Bifteck frites as seen a bit differently

(bifteck = contraction of beef steak in French, bifteck frites or steak frites being probably the most iconic French dish, before boeuf bourguignon or veal blanquette)
This "bifteck frites" is the opportunity for me to share, not a recipe (c'mon, a piece of meat and fries!), but a beautiful text (faithfully translated) written more than 60 years ago by the French philosophe Roland Barthes in his book "Mythologies" where he analysed the symbolics behind objects or situations, what he called signified and signifier, or "myths". I discover this book, featuring more than 50 myths, 40 years ago and read it regularly since then. The "bifteck frites" is one of those myths, and maybe, if you are brave enough to read this text longer and different from/than usual, you will see your steak with a different eye.
Steak participates in the same sanguinary mythology as wine. Steak or bifteck is the heart of a cut of meat, mythologically it is meat in the pure state, and whoever eats it assimilates a taurine strength. Apparently steak’s prestige relates to its semi-rawness: blood is visible in it, natural, dense, compact yet sectile; ancient ambrosia can easily be imagined as this kind of heavy matter which diminishes under one’s teeth so as to make one aware of its original strength and t the same time of its plasticity in pouring into mans’s very blood. Full-bloodedness is steak’s raison d'être: the degrees to which it is cooked are expressed not in calorie units but in images of blood, rare steak is saignant when it is said to suggest the arterial blood of the animal whose throat has been cut, or bleu, which is the plethoric blood of the veins suggested by the purplish color, a superior degree of redness. Even a moderate degree of cooking cannot be explicitly expressed; such an unnatural state requires a euphemism: a medium-cooked steak is said to be a point, an expression intended more as a limit than as a degree of perfection.
To eat steak saignant therefore represents both a nature and a morality: a "nature” because it is supposed to benefit all temperaments, the sanguinary because it is identical, the nervous and lymphatic because it is complementary. And just as wine becomes for many intellectuals a mediumistic substance that leads them in the direction of the original force of nature, in the same way steak for them is a redemptive element thanks to which they make sort of a prose of their cerebrality and exoricise, by means of blood and soft pulp, the sterile dryness of which they are incessantly accused. The vogue of steak tartare, for example, is an operation by which a spell is cast against the romantic association of sensibility with sickliness; in this preparation are to be found all the germinative states of matter; the bloody pulp of beef and egg whites, a regular harmony of soft and living substances, a sort of signifying compendium of images of parturition.

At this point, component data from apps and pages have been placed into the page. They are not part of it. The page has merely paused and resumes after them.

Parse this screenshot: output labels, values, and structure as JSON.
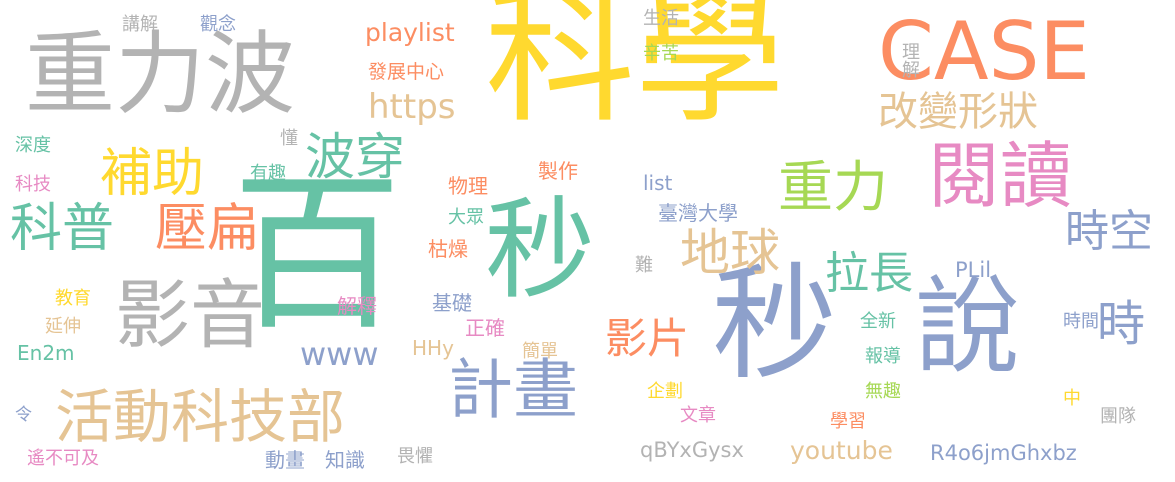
{
  "palette": {
    "yellow": "#ffd92f",
    "teal": "#66c2a5",
    "gray": "#b3b3b3",
    "orange": "#fc8d62",
    "blue": "#8da0cb",
    "pink": "#e78ac3",
    "green": "#a6d854",
    "tan": "#e5c494"
  },
  "words": [
    {
      "text": "科學",
      "color": "yellow",
      "weight": 100
    },
    {
      "text": "百",
      "color": "teal",
      "weight": 85
    },
    {
      "text": "秒",
      "color": "teal",
      "weight": 80
    },
    {
      "text": "秒",
      "color": "blue",
      "weight": 78
    },
    {
      "text": "說",
      "color": "blue",
      "weight": 72
    },
    {
      "text": "重力波",
      "color": "gray",
      "weight": 70
    },
    {
      "text": "CASE",
      "color": "orange",
      "weight": 60
    },
    {
      "text": "閱讀",
      "color": "pink",
      "weight": 58
    },
    {
      "text": "影音",
      "color": "gray",
      "weight": 56
    },
    {
      "text": "計畫",
      "color": "blue",
      "weight": 52
    },
    {
      "text": "活動科技部",
      "color": "tan",
      "weight": 48
    },
    {
      "text": "科普",
      "color": "teal",
      "weight": 45
    },
    {
      "text": "壓扁",
      "color": "orange",
      "weight": 45
    },
    {
      "text": "補助",
      "color": "yellow",
      "weight": 44
    },
    {
      "text": "重力",
      "color": "green",
      "weight": 44
    },
    {
      "text": "波穿",
      "color": "teal",
      "weight": 42
    },
    {
      "text": "地球",
      "color": "tan",
      "weight": 42
    },
    {
      "text": "拉長",
      "color": "teal",
      "weight": 38
    },
    {
      "text": "改變形狀",
      "color": "tan",
      "weight": 36
    },
    {
      "text": "時空",
      "color": "blue",
      "weight": 34
    },
    {
      "text": "時",
      "color": "blue",
      "weight": 34
    },
    {
      "text": "影片",
      "color": "orange",
      "weight": 34
    },
    {
      "text": "https",
      "color": "tan",
      "weight": 30
    },
    {
      "text": "www",
      "color": "blue",
      "weight": 28
    },
    {
      "text": "playlist",
      "color": "orange",
      "weight": 22
    },
    {
      "text": "youtube",
      "color": "tan",
      "weight": 22
    },
    {
      "text": "qBYxGysx",
      "color": "gray",
      "weight": 20
    },
    {
      "text": "R4o6jmGhxbz",
      "color": "blue",
      "weight": 20
    },
    {
      "text": "HHy",
      "color": "tan",
      "weight": 18
    },
    {
      "text": "list",
      "color": "blue",
      "weight": 18
    },
    {
      "text": "PLil",
      "color": "blue",
      "weight": 18
    },
    {
      "text": "En2m",
      "color": "teal",
      "weight": 18
    },
    {
      "text": "講解",
      "color": "gray",
      "weight": 14
    },
    {
      "text": "觀念",
      "color": "blue",
      "weight": 14
    },
    {
      "text": "生活",
      "color": "gray",
      "weight": 14
    },
    {
      "text": "辛苦",
      "color": "green",
      "weight": 14
    },
    {
      "text": "發展中心",
      "color": "orange",
      "weight": 16
    },
    {
      "text": "理解",
      "color": "gray",
      "weight": 14
    },
    {
      "text": "深度",
      "color": "teal",
      "weight": 14
    },
    {
      "text": "懂",
      "color": "gray",
      "weight": 14
    },
    {
      "text": "科技",
      "color": "pink",
      "weight": 14
    },
    {
      "text": "有趣",
      "color": "teal",
      "weight": 14
    },
    {
      "text": "物理",
      "color": "orange",
      "weight": 16
    },
    {
      "text": "製作",
      "color": "orange",
      "weight": 16
    },
    {
      "text": "大眾",
      "color": "teal",
      "weight": 14
    },
    {
      "text": "臺灣大學",
      "color": "blue",
      "weight": 16
    },
    {
      "text": "枯燥",
      "color": "orange",
      "weight": 16
    },
    {
      "text": "教育",
      "color": "yellow",
      "weight": 14
    },
    {
      "text": "延伸",
      "color": "tan",
      "weight": 14
    },
    {
      "text": "解釋",
      "color": "pink",
      "weight": 16
    },
    {
      "text": "基礎",
      "color": "blue",
      "weight": 16
    },
    {
      "text": "難",
      "color": "gray",
      "weight": 14
    },
    {
      "text": "正確",
      "color": "pink",
      "weight": 16
    },
    {
      "text": "全新",
      "color": "teal",
      "weight": 14
    },
    {
      "text": "時間",
      "color": "blue",
      "weight": 14
    },
    {
      "text": "簡單",
      "color": "tan",
      "weight": 14
    },
    {
      "text": "報導",
      "color": "teal",
      "weight": 14
    },
    {
      "text": "企劃",
      "color": "yellow",
      "weight": 14
    },
    {
      "text": "無趣",
      "color": "green",
      "weight": 14
    },
    {
      "text": "中",
      "color": "yellow",
      "weight": 14
    },
    {
      "text": "令",
      "color": "blue",
      "weight": 14
    },
    {
      "text": "文章",
      "color": "pink",
      "weight": 14
    },
    {
      "text": "學習",
      "color": "orange",
      "weight": 14
    },
    {
      "text": "團隊",
      "color": "gray",
      "weight": 14
    },
    {
      "text": "遙不可及",
      "color": "pink",
      "weight": 14
    },
    {
      "text": "動畫",
      "color": "blue",
      "weight": 16
    },
    {
      "text": "知識",
      "color": "blue",
      "weight": 16
    },
    {
      "text": "畏懼",
      "color": "gray",
      "weight": 14
    }
  ]
}
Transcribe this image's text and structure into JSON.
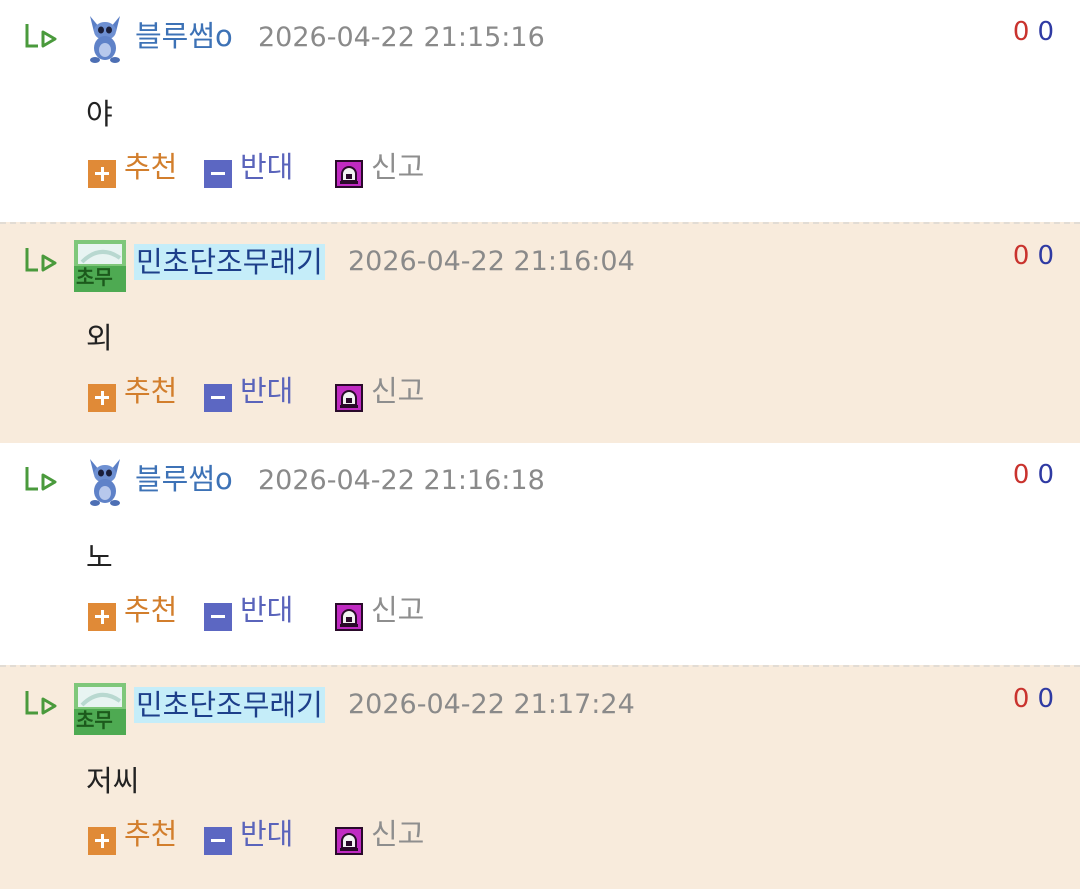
{
  "colors": {
    "alt_row_bg": "#f8ebdc",
    "nick_blue": "#3d72b6",
    "nick_highlight": "#c5edf9",
    "recommend_orange": "#e08a37",
    "oppose_blue": "#5c67c2",
    "report_magenta": "#c02ac2",
    "up_count_red": "#c9332e",
    "down_count_navy": "#2f3aa3"
  },
  "icons": {
    "reply": "reply-arrow-icon",
    "recommend": "plus-icon",
    "oppose": "minus-icon",
    "report": "siren-icon"
  },
  "labels": {
    "recommend": "추천",
    "oppose": "반대",
    "report": "신고"
  },
  "comments": [
    {
      "author": "블루썸o",
      "avatar": "stitch-avatar",
      "timestamp": "2026-04-22 21:15:16",
      "body": "야",
      "up": "0",
      "down": "0"
    },
    {
      "author": "민초단조무래기",
      "avatar": "green-badge-avatar",
      "timestamp": "2026-04-22 21:16:04",
      "body": "외",
      "up": "0",
      "down": "0"
    },
    {
      "author": "블루썸o",
      "avatar": "stitch-avatar",
      "timestamp": "2026-04-22 21:16:18",
      "body": "노",
      "up": "0",
      "down": "0"
    },
    {
      "author": "민초단조무래기",
      "avatar": "green-badge-avatar",
      "timestamp": "2026-04-22 21:17:24",
      "body": "저씨",
      "up": "0",
      "down": "0"
    }
  ]
}
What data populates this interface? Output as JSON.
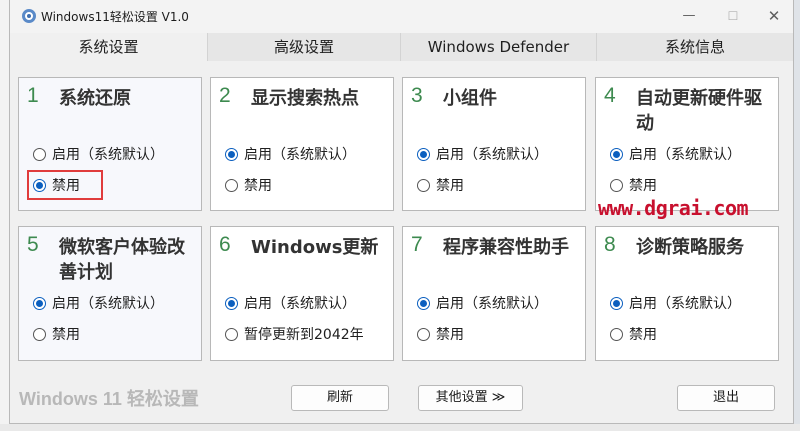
{
  "window": {
    "title": "Windows11轻松设置 V1.0"
  },
  "titlebar_controls": {
    "minimize": "—",
    "maximize": "☐",
    "close": "✕"
  },
  "tabs": [
    "系统设置",
    "高级设置",
    "Windows Defender",
    "系统信息"
  ],
  "active_tab": "系统设置",
  "cards": [
    {
      "num": "1",
      "title": "系统还原",
      "options": [
        "启用（系统默认）",
        "禁用"
      ],
      "selected": 1
    },
    {
      "num": "2",
      "title": "显示搜索热点",
      "options": [
        "启用（系统默认）",
        "禁用"
      ],
      "selected": 0
    },
    {
      "num": "3",
      "title": "小组件",
      "options": [
        "启用（系统默认）",
        "禁用"
      ],
      "selected": 0
    },
    {
      "num": "4",
      "title": "自动更新硬件驱动",
      "options": [
        "启用（系统默认）",
        "禁用"
      ],
      "selected": 0
    },
    {
      "num": "5",
      "title": "微软客户体验改善计划",
      "options": [
        "启用（系统默认）",
        "禁用"
      ],
      "selected": 0
    },
    {
      "num": "6",
      "title": "Windows更新",
      "options": [
        "启用（系统默认）",
        "暂停更新到2042年"
      ],
      "selected": 0
    },
    {
      "num": "7",
      "title": "程序兼容性助手",
      "options": [
        "启用（系统默认）",
        "禁用"
      ],
      "selected": 0
    },
    {
      "num": "8",
      "title": "诊断策略服务",
      "options": [
        "启用（系统默认）",
        "禁用"
      ],
      "selected": 0
    }
  ],
  "footer": {
    "brand": "Windows 11 轻松设置",
    "refresh": "刷新",
    "other_settings": "其他设置 ≫",
    "exit": "退出"
  },
  "watermark": "www.dgrai.com",
  "colors": {
    "accent": "#0b5fbf",
    "number": "#3d8a4f",
    "highlight": "#e03c3c",
    "watermark": "#c8102e"
  }
}
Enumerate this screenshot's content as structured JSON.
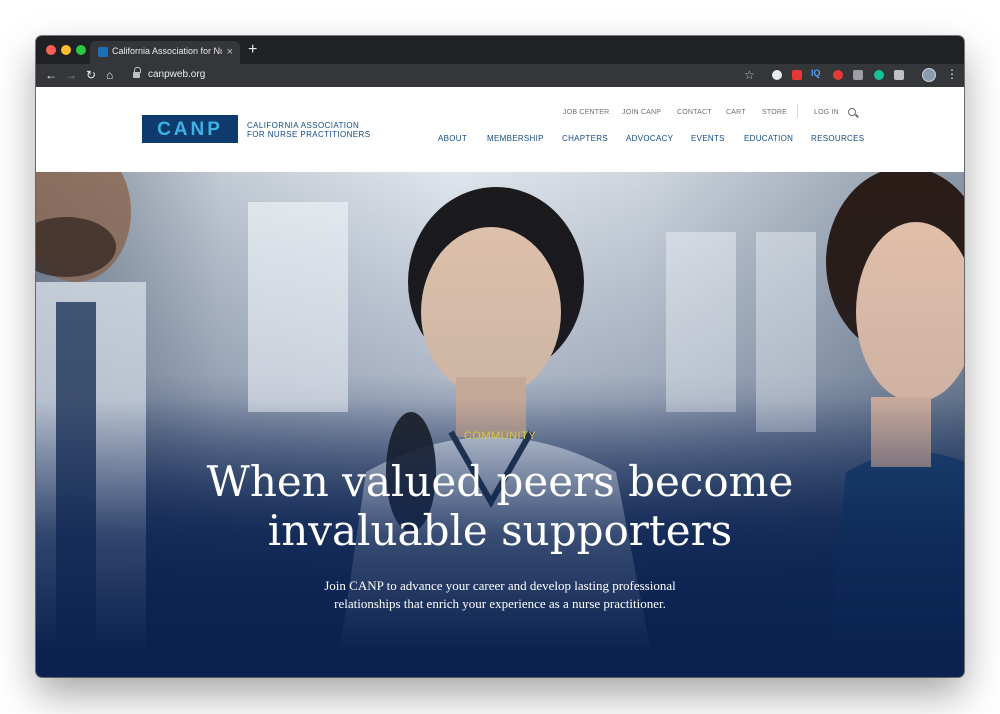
{
  "browser": {
    "tab_title": "California Association for Nurse Practitioners",
    "tab_close": "×",
    "new_tab": "+",
    "url": "canpweb.org",
    "nav": {
      "back": "←",
      "forward": "→",
      "reload": "↻",
      "home": "⌂"
    },
    "star": "☆",
    "extensions": [
      "circle-extension-icon",
      "record-extension-icon",
      "IQ",
      "notification-extension-icon",
      "key-extension-icon",
      "grammarly-extension-icon",
      "camera-extension-icon"
    ],
    "extension_iq_label": "IQ",
    "menu": "⋮"
  },
  "site": {
    "logo_wordmark": "CANP",
    "logo_text_line1": "CALIFORNIA ASSOCIATION",
    "logo_text_line2": "FOR NURSE PRACTITIONERS",
    "utility_nav": [
      "JOB CENTER",
      "JOIN CANP",
      "CONTACT",
      "CART",
      "STORE"
    ],
    "login": "LOG IN",
    "main_nav": [
      "ABOUT",
      "MEMBERSHIP",
      "CHAPTERS",
      "ADVOCACY",
      "EVENTS",
      "EDUCATION",
      "RESOURCES"
    ]
  },
  "hero": {
    "label": "COMMUNITY",
    "title_line1": "When valued peers become",
    "title_line2": "invaluable supporters",
    "body_line1": "Join CANP to advance your career and develop lasting professional",
    "body_line2": "relationships that enrich your experience as a nurse practitioner."
  },
  "colors": {
    "brand_navy": "#0f3a6e",
    "brand_blue": "#3cb2e6",
    "hero_accent": "#d9c64a",
    "hero_bottom": "#0b2250"
  }
}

Like wine, steak is, in France, a basic element, nationalized even more than socialized; it figures in every setting of alimentary life: flat, yellow-edged, somewhat shoe-leathery in cheap restaurants; thick, juicy, in specialized bistros: cubical, the core moistened throughout beneath a charred papery crust in haute cuisine establishments; it participates in all rhythms, comfortable bourgeois meals and bohemian bachelor snacks; it is a foodstuff both dense and expeditious, creates the best possible rapport between economy and efficacity, as well as both the mythology and the plasticity of its consumption.
Moreover, it is a French possession (circumscribed nowadays, it is true, by the invasion of American steaks). As with wine, there is no alimentary constraint which doesn’t make a Frenchman dream of steak. No sooner abroad than his nostalgia for it is declared, here steak is endowed with a supplementary virtue of elegance, for in the apparent complication of exotic cuisines, it is a nourishment which is thought to combine succulence with simplicity. National, it follows the index of patriotic values: it rises with them in wartime, becoming the very lifeblood of the French combatant, the inalienable possession which can fall into enemy hands only by treason. In an old movie, Deuxieme Bureau contre Kommandantur, the patriotic curé’s housekeeper serves a meal to a German spy disguised as a French underground fighter: “Oh, it’s you, Laurent: let me give you some steak!” And then, when the spy is unmasked: “And to think I gave him some of my steak!” Supreme abuse of confidence.
Usually associated with fries, steak transmits to them its national luster: fries are as nostalgic and patriotic as steak. Match has taught us that after the Indochinese armistice “For his first meal General de Castries ordered French fried potatoes.” And the president of the Ind-Chinese Veterans, commenting subsequently on this information: “General de Castries’s gesture of ordering French fries for his first meal has not always been properly understood.” What we were being asked to understand was that the Genera’s order was certainly not a vulgar materialistic reflex, but a ritual episode of approval of French ethnicity recovered. The general was well aware of our national symbolism, he knew that fries were the alimentary sign of Frenchness.
Roland Barthes, from Mythologies

For my French fries recipe, click here.